It’s a book full of inspiring landscape images, but this isn’t just a coffee-table book – it’s a real photographers book and its pages include an amazing amount of information and tips on landscape photography, as well galne a short history of Galen Rowell’s own photographic development.
Mountain Light: In Search of the Dynamic Landscape
In essence the book can be split into two parts; seven chapters discussing various aspects of Galen’s work and eight ‘Exhibits’, each containing the story behind a number of similarly themed photographs. The chapters themselves are basically pure text, and whilst they do take some time to read they are well worth the effort.
Starting with Galen Rowell’s early photographic career they take you on a journey through Galen’s mind; his approach to photography, how he looks at composition, light, equipment and pretty much everything else you could ask for. Even the experienced photographer will find plenty of useful information and it’s the sort of book that makes great reading if you’re feeling in a photographic lull. Whilst the chapters make great reading, for me it’s the ‘Exhibits’ that really shine. These look at a series individual photographs and analyze them in more depth.

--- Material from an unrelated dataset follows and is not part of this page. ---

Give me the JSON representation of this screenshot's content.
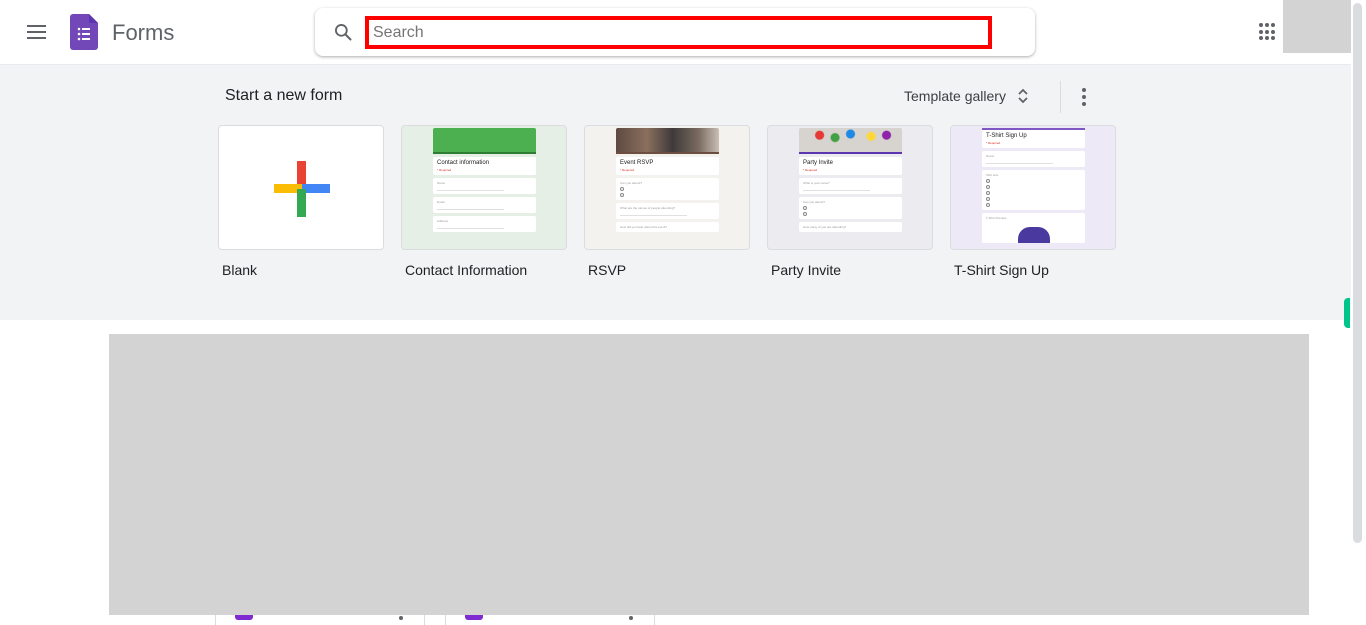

Not woolly artistic intent but real information; the circumstances that led to the images, the thought processes behind them and the technical compromises that may have been necessary in their making.
In fact if I had one complaint it would be that I’d like to see more them – as it is the book is a little text heavy compared to most photography books. It’s also in these exhibits that Galen’s own distinctive style comes through, not just via the images, but also by the accompanying text. Many of his images come from anticipating certain light condition coming together and Galen is someone who happy to take an active role in pursuit of these conditions – not afraid to run with his gear to reach location before rare and transient conditions disappear.
To a newcomer to photography his style may appear to involve a certain degree of luck, but in reality it is his experience that allows him to be in the right place at the right time, and his finely-honed understanding of technique that then enables him to make successful images. In summary this is a book that should sit proudly on a landscape photographer’s bookshelf. Although the book is principally about film-based photography you’re not going to find any tips on Photoshop or post-processing technique the vast majority of the information is just as applicable to digital photographers.
Whilst the images are more than capable of speaking for themselves, the textual content of the book is equally as good. Each time I pick it up I feel I learn something new, and Galen’s natural enthusiasm for photography and mountain scenery shines through.
: Mountain Light: In Search of the Dynamic Landscape: Galen Rowell, David Muench: Books
This should be on your must-buy list of landscape photography books and with Galen’s intrinsically dynamic style is the perfect complement to books from the likes of Joe Cornish, David Ward and Charlie Waite. This book is available new and used from Amazon or via Sierra Club Books. Written by Andrew Stannard, a freelance photographer from Lancashire http: Join the conversation Subcribe to comment rss feed. Mountain Light falen Galen Rowell.